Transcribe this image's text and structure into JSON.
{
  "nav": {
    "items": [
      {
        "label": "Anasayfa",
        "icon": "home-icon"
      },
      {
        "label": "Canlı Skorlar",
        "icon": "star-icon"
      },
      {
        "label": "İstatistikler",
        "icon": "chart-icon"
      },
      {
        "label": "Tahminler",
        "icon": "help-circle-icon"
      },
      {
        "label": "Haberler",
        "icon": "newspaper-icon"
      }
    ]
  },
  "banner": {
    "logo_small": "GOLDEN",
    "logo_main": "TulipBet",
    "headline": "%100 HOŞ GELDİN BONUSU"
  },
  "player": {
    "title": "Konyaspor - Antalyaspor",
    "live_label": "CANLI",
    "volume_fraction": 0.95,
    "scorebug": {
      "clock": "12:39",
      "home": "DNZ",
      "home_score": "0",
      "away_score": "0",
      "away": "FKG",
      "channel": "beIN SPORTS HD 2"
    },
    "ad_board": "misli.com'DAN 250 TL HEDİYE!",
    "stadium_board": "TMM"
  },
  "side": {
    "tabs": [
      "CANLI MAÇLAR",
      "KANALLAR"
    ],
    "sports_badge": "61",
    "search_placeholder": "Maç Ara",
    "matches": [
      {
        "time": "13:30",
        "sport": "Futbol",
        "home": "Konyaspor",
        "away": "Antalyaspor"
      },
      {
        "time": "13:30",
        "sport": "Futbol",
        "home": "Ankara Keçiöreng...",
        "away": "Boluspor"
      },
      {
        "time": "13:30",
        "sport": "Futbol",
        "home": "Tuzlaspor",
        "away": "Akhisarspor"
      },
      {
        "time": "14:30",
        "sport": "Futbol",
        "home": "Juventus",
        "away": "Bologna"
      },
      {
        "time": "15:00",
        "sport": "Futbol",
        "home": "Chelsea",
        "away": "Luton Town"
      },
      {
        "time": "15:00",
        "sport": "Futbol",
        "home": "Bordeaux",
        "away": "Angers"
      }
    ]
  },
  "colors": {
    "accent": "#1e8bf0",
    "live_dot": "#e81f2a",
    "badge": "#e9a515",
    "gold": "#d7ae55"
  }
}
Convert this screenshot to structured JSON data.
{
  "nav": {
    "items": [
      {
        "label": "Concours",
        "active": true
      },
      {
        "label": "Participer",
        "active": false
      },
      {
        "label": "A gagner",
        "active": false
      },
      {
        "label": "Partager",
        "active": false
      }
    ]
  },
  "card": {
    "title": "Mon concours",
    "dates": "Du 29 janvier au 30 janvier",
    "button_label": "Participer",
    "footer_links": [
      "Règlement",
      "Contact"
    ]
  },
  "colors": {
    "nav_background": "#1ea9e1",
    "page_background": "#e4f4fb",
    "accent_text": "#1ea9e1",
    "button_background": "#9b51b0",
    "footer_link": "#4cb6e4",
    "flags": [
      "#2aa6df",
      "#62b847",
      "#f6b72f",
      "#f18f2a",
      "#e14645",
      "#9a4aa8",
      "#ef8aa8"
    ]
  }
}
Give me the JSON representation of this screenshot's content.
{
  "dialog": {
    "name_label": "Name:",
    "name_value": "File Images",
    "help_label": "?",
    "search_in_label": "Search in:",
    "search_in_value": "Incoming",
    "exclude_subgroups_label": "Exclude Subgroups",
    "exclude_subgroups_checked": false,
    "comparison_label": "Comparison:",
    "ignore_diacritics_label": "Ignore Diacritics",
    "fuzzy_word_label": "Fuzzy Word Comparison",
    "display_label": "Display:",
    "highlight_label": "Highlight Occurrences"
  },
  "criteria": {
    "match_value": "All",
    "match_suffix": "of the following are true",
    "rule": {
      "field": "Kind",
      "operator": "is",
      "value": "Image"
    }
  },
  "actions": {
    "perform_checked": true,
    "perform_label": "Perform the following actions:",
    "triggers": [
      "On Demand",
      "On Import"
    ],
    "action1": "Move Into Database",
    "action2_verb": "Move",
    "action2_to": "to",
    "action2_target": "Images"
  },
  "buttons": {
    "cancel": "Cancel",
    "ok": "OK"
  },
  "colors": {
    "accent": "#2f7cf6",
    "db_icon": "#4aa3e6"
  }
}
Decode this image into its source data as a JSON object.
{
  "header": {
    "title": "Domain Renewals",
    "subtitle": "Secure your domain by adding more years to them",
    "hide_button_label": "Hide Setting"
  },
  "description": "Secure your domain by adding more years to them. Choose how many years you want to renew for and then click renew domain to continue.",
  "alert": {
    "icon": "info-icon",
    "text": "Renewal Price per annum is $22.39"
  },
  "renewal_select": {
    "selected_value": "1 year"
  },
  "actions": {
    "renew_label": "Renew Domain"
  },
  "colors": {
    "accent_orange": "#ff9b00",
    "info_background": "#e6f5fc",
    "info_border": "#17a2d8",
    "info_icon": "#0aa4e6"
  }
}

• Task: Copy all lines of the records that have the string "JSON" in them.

• Output of the task:
Transcribe this image's text and structure into JSON.
Convert this screenshot to structured JSON data.
Give me the JSON representation of this screenshot's content.
Decode this image into its source data as a JSON object.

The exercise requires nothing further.